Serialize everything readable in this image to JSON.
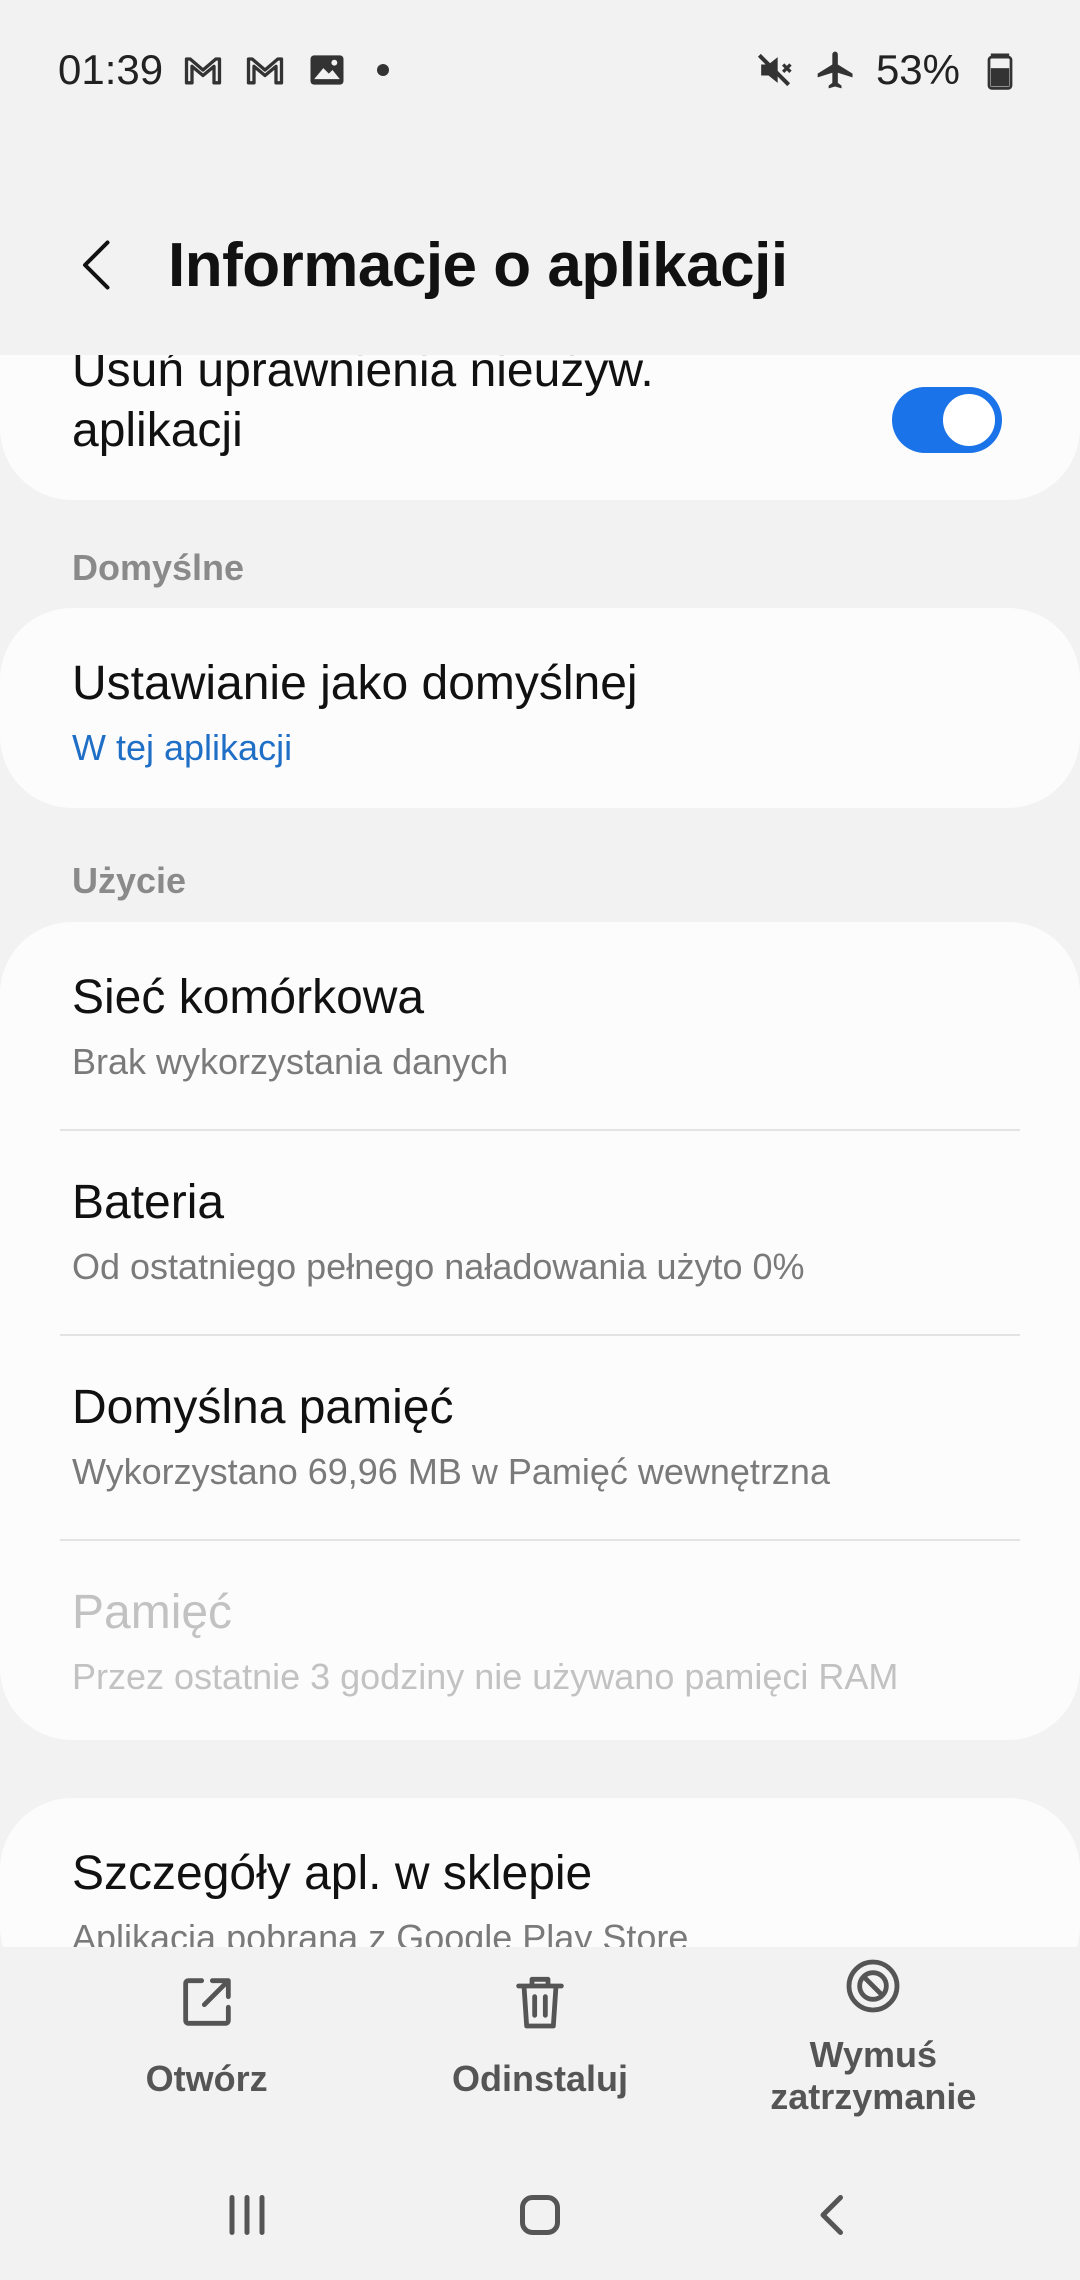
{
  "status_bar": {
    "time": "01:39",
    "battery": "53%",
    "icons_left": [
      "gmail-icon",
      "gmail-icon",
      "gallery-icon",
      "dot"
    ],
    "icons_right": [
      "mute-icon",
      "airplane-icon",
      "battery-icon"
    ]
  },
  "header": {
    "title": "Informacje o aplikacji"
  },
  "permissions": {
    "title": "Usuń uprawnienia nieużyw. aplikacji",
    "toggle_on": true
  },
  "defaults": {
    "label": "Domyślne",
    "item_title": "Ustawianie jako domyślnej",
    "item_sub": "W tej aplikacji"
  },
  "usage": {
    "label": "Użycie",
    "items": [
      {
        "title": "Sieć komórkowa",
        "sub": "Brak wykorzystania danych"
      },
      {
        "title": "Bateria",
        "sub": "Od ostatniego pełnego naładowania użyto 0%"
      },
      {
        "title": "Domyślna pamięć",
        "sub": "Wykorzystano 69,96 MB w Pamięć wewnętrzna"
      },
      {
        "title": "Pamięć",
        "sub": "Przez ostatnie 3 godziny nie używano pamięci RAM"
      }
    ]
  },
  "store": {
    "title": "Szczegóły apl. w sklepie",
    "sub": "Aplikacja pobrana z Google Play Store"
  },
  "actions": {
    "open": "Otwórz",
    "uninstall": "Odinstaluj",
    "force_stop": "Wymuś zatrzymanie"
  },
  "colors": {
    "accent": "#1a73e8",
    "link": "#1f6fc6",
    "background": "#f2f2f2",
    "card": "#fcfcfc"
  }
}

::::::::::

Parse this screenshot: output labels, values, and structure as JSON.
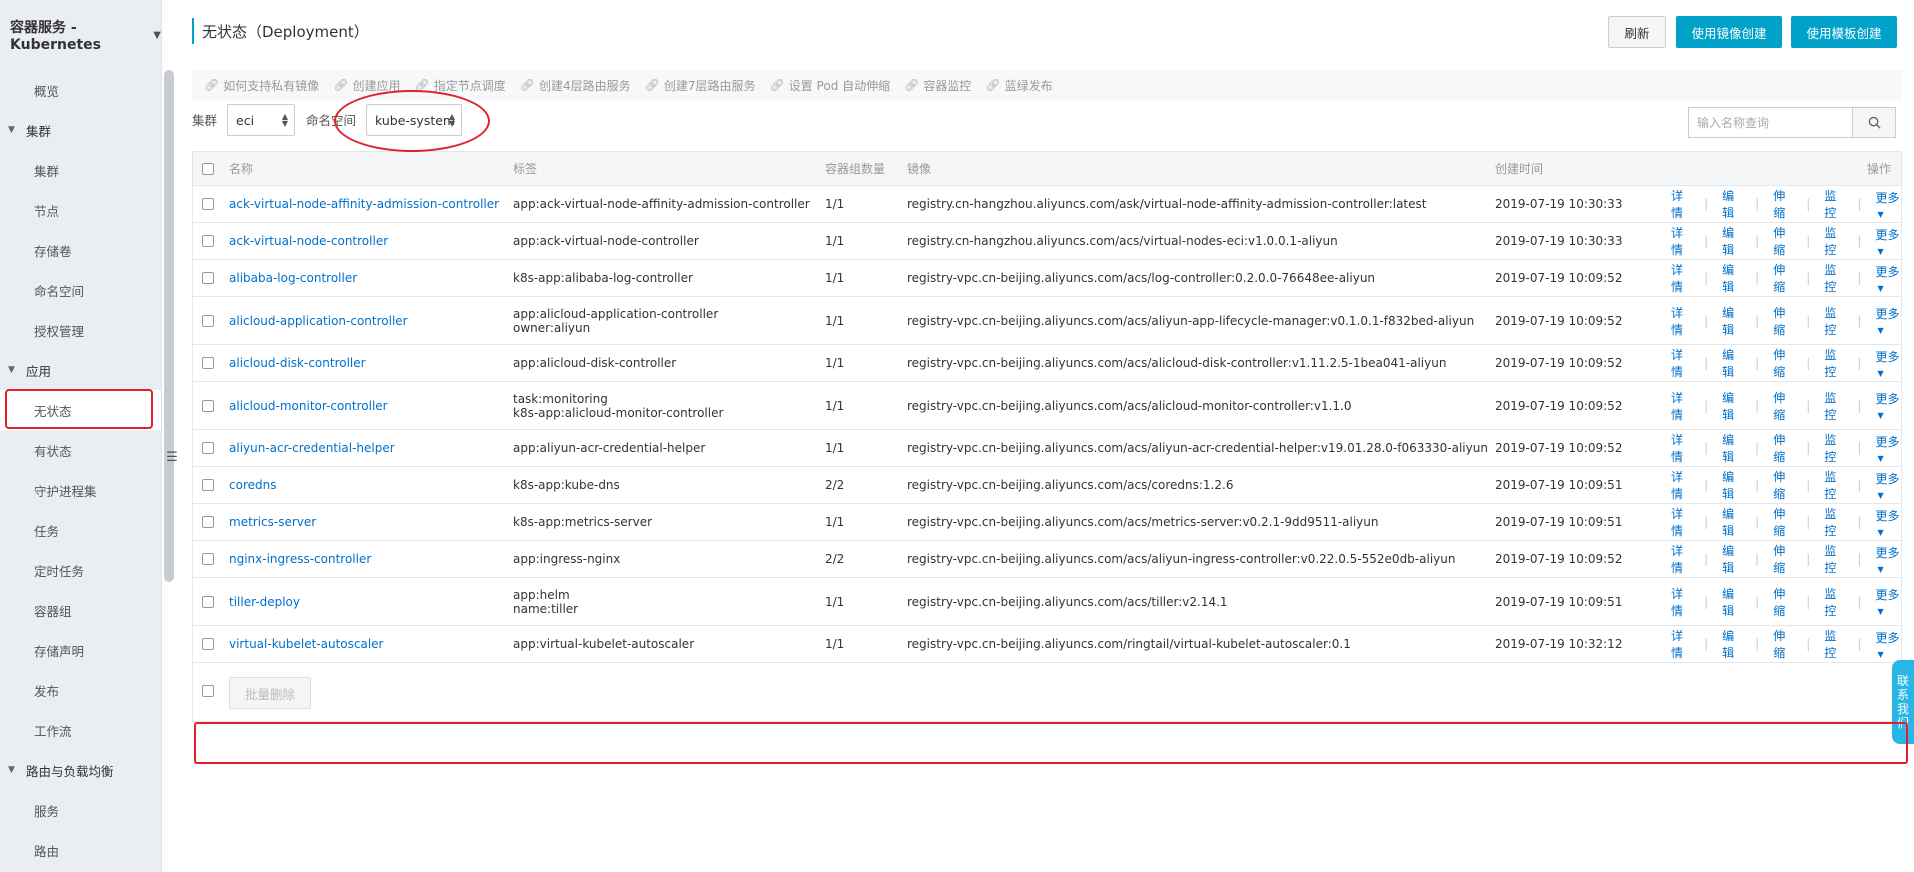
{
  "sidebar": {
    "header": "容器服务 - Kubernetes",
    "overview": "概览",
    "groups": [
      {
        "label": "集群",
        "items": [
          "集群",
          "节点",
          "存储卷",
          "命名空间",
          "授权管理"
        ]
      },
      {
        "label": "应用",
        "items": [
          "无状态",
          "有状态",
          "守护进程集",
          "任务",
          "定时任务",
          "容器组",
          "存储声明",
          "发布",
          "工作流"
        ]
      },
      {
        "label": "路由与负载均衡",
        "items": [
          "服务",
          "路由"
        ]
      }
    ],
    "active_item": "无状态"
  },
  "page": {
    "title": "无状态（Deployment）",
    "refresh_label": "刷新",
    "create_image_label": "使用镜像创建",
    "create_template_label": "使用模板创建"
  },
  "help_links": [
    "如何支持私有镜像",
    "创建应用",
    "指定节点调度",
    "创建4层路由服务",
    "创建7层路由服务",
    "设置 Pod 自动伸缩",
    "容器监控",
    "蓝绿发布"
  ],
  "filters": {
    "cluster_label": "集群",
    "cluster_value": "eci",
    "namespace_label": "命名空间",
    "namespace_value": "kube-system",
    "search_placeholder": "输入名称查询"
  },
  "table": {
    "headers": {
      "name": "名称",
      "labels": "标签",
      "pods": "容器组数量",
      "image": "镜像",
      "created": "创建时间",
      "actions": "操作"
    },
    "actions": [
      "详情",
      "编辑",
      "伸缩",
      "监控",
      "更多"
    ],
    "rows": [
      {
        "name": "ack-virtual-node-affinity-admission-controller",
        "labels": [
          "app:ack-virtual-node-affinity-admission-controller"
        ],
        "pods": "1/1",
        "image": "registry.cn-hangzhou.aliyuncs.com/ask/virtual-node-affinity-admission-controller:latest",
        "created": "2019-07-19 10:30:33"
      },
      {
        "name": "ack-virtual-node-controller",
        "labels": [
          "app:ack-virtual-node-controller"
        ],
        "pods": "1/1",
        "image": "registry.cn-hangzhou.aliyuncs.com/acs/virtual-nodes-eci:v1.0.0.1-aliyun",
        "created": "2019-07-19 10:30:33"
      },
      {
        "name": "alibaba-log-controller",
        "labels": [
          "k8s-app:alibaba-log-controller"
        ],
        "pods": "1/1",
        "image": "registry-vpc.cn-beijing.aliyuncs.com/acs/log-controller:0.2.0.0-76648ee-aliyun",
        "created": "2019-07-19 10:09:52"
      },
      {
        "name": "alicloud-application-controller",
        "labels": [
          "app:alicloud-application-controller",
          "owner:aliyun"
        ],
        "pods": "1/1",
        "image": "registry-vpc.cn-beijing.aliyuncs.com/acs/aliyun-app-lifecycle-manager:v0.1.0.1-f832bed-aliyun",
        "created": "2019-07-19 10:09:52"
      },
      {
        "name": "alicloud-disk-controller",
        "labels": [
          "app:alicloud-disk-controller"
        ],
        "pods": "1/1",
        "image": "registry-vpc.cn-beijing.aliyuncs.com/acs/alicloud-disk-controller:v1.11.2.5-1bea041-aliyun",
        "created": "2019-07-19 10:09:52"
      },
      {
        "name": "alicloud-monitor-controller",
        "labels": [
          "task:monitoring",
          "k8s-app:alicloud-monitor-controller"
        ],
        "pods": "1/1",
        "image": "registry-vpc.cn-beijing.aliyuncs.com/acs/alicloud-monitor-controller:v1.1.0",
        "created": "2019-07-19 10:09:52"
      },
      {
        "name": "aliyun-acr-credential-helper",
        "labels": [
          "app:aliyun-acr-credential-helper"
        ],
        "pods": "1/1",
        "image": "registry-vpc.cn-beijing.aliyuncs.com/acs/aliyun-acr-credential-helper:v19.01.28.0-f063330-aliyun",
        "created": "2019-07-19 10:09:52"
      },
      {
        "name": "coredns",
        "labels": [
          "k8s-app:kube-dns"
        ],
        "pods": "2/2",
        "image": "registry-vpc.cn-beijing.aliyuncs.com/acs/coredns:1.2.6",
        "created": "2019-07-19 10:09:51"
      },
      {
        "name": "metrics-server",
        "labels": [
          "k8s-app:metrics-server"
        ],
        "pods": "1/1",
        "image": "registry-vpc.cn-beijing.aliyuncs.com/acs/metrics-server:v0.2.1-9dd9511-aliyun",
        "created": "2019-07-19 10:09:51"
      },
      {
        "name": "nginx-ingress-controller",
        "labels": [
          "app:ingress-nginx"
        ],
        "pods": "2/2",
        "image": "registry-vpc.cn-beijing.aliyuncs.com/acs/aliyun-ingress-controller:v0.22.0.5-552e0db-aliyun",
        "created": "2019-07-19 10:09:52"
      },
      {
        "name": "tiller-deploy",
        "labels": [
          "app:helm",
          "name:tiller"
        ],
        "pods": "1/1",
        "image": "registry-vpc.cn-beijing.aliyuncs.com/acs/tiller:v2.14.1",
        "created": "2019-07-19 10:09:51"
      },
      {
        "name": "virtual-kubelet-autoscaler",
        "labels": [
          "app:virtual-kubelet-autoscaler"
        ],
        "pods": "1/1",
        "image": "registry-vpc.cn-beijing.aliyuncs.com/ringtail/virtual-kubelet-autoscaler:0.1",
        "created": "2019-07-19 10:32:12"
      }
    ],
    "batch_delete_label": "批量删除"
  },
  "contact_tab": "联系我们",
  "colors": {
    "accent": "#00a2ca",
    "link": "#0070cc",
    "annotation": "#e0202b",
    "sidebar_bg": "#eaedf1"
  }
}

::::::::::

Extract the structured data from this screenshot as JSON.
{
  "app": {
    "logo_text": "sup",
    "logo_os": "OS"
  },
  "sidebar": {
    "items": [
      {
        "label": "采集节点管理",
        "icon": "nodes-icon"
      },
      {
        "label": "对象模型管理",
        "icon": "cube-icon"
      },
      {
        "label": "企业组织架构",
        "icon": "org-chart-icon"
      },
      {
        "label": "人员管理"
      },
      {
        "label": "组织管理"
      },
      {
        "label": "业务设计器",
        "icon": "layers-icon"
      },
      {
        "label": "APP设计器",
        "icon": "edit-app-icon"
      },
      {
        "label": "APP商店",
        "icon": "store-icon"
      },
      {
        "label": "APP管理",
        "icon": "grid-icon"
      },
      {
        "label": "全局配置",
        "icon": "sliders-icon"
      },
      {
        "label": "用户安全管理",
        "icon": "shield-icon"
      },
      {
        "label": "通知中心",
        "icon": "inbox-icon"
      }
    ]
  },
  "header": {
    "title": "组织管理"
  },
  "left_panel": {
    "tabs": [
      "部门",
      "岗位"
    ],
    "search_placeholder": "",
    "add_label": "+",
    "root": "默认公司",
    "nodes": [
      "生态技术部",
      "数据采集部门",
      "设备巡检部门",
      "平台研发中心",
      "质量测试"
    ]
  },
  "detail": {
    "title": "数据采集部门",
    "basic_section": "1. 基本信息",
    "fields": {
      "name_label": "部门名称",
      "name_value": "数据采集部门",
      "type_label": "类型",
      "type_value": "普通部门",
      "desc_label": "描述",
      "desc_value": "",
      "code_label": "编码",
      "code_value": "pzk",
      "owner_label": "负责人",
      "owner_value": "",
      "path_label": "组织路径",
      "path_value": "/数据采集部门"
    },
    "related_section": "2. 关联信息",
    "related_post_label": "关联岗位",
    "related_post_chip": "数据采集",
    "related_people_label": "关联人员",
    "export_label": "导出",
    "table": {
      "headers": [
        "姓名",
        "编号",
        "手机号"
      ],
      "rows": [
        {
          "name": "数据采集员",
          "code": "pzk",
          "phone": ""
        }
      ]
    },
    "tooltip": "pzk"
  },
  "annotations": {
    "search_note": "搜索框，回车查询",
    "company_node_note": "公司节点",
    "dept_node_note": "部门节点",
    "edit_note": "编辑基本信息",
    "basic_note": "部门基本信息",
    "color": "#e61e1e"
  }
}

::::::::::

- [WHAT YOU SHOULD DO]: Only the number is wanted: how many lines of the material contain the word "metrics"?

- [EXERCISE ANSWER]: 3